There went the long limb of the small tree in Cunningham Park off Union Turnpike. My friend Anatte and I used to climb this tree and scribble in a journal called “Pure and Simple.” One day, we decided, we’d buy a farm upstate and she’d ride horses while I wrote. We knew life was about to get more complicated. We were twelve.
There went the red sled my sisters pulled me in through the December snow. I would cling to the side of the sled in stiff mittens. There went the seasons in New York, when there still were seasons. The summers when the Big Apple Circus came, and there was no parking on our block, and the park stank of elephant shit. The circus with the too salty popcorn in the hot, yellow tent. The autumns with our annual drive upstate to Wilklow Orchards for apple picking, hay rides, and cider donuts.

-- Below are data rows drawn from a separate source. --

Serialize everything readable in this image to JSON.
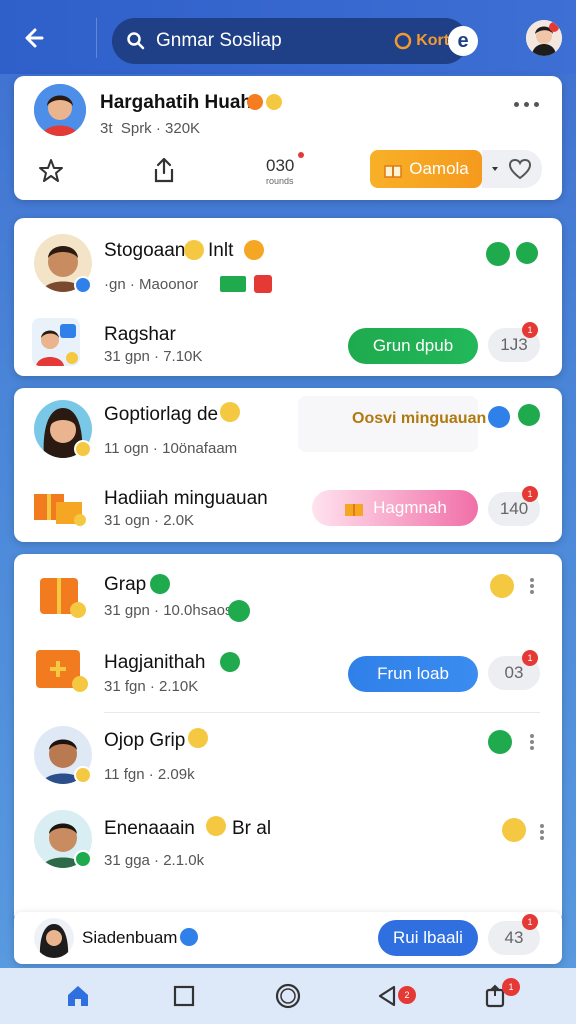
{
  "topbar": {
    "search_query": "Gnmar Sosliap",
    "promo": "Korts",
    "round_badge": "e"
  },
  "profile_card": {
    "name": "Hargahatih Huah",
    "meta": "3t  Sprk · 320K",
    "count_value": "030",
    "count_sub": "rounds",
    "action_label": "Oamola"
  },
  "card2": {
    "row1": {
      "name": "Stogoaan",
      "suffix": "Inlt",
      "meta": "·gn · Maoonor"
    },
    "row2": {
      "name": "Ragshar",
      "meta": "31 gpn · 7.10K",
      "button": "Grun dpub",
      "count": "1J3",
      "badge": "1"
    }
  },
  "card3": {
    "row1": {
      "name": "Goptiorlag de",
      "meta": "11 ogn · 10önafaam",
      "promo": "Oosvi minguauan"
    },
    "row2": {
      "name": "Hadiiah minguauan",
      "meta": "31 ogn · 2.0K",
      "button": "Hagmnah",
      "count": "140",
      "badge": "1"
    }
  },
  "card4": {
    "rows": [
      {
        "name": "Grap",
        "meta": "31 gpn · 10.0hsaos"
      },
      {
        "name": "Hagjanithah",
        "meta": "31 fgn · 2.10K",
        "button": "Frun loab",
        "count": "03",
        "badge": "1"
      },
      {
        "name": "Ojop Grip",
        "meta": "11 fgn · 2.09k"
      },
      {
        "name": "Enenaaain",
        "suffix": "Br al",
        "meta": "31 gga · 2.1.0k"
      }
    ]
  },
  "bottom_bar": {
    "name": "Siadenbuam",
    "button": "Rui lbaali",
    "count": "43",
    "badge": "1"
  },
  "nav": {
    "back_badge": "2",
    "share_badge": "1"
  },
  "colors": {
    "topbar": "#2f5fc9",
    "green": "#1faa4e",
    "blue": "#2f80e8",
    "orange": "#f5a623",
    "pink": "#f06fa8",
    "badge_red": "#e53935"
  }
}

There went the frozen yogurt at TCBY in the spring, the annual Israel Day Parade on Fifth Avenue in Manhattan, signing up for theater camp on Long Island. Spring was graduating from Barnard, my first apartment on the Upper West Side. It was quitting my job to go to grad school. It was looking for a job again. It was the thrill of a new relationship, a new apartment. Spring was holding the hard-boiled Passover egg in my tiny hand for the first time, standing on a chair in front of the whole family, reciting the four questions that I still haven’t answered.

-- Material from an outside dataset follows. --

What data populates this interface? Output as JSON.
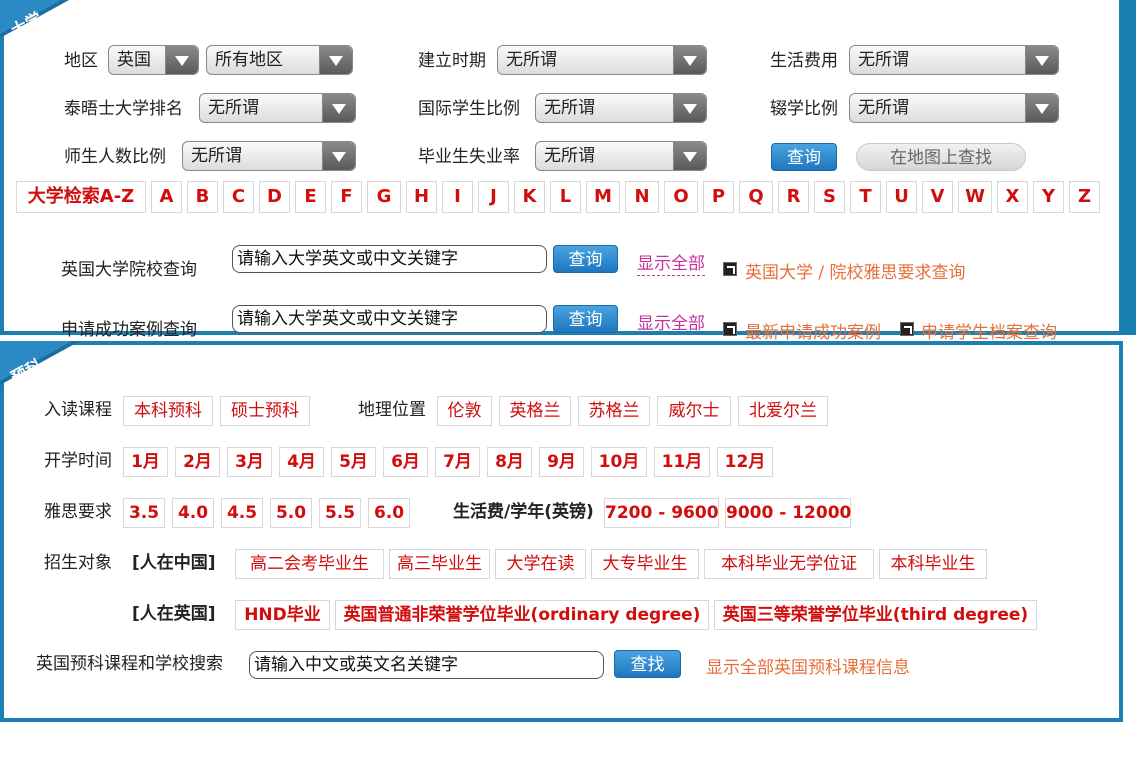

Some people refer to Philly as New York’s sixth borough, to which my heart collapses. I promised myself I wouldn’t be that snobby New Yorker who compares everything in Philly to New York. But when my husband and I visited an art gallery in the Philadelphia neighborhood of Kensington, I said, “This looks like Brooklyn, but scarier.” When we lived for a while in Rittenhouse Square, I said, “This is like SoHo, but with more rich, white people.” When we saw apartments in South Philly, I said, “Why are all the floors on angle? Why are there no apartments in Philly with normal floors?” And finally, like Goldilocks, we found a neighborhood that was just right. Two months ago we moved to West Philadelphia, which we agreed was “like Brooklyn, but hippier.” Our neighbor on the right, a pastor at a local Baptist church, who has the improbable and fantastic name of Theophilus White, is turning eighty and has lived in his house for fifty years. Our neighbor on the left, Diane, lets me borrow her gardening equipment as I awkwardly try to make a garden out of a small pile of mulch. The landlord planted an evergreen tree there, and I wonder how long we will be here to watch it grow.

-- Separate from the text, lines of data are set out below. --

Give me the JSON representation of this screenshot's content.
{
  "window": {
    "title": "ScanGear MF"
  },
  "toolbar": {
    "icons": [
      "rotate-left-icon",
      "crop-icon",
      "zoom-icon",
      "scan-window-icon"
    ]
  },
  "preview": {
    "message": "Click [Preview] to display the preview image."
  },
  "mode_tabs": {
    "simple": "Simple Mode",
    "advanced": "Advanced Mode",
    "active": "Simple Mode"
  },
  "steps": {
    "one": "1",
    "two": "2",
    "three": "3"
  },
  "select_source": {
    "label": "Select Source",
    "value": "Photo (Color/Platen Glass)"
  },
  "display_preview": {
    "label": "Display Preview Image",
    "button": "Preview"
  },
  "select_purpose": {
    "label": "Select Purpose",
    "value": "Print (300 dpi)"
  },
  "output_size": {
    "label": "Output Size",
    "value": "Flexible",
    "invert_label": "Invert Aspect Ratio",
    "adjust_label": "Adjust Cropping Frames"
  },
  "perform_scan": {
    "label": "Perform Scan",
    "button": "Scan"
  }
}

Hila Ratzabi has been nominated for a Pushcart Prize, was selected by Adrienne Rich as a recipient of a National Writers Union Poetry Prize, and received an Amy Award (Poets & Writers Magazine). Her essays and articles have appeared in the Washington Post, the Forward, Drunken Boat, Zeek, and the Valparaiso Poetry Review. Her poetry has been published widely. She is the author of a chapbook, The Apparatus of Visible Things (2009), published by Finishing Line Press. She is the editor-in-chief and poetry editor of Storyscape. She holds an MFA in Poetry Writing from Sarah Lawrence College, and is a freelance editor in Philadelphia.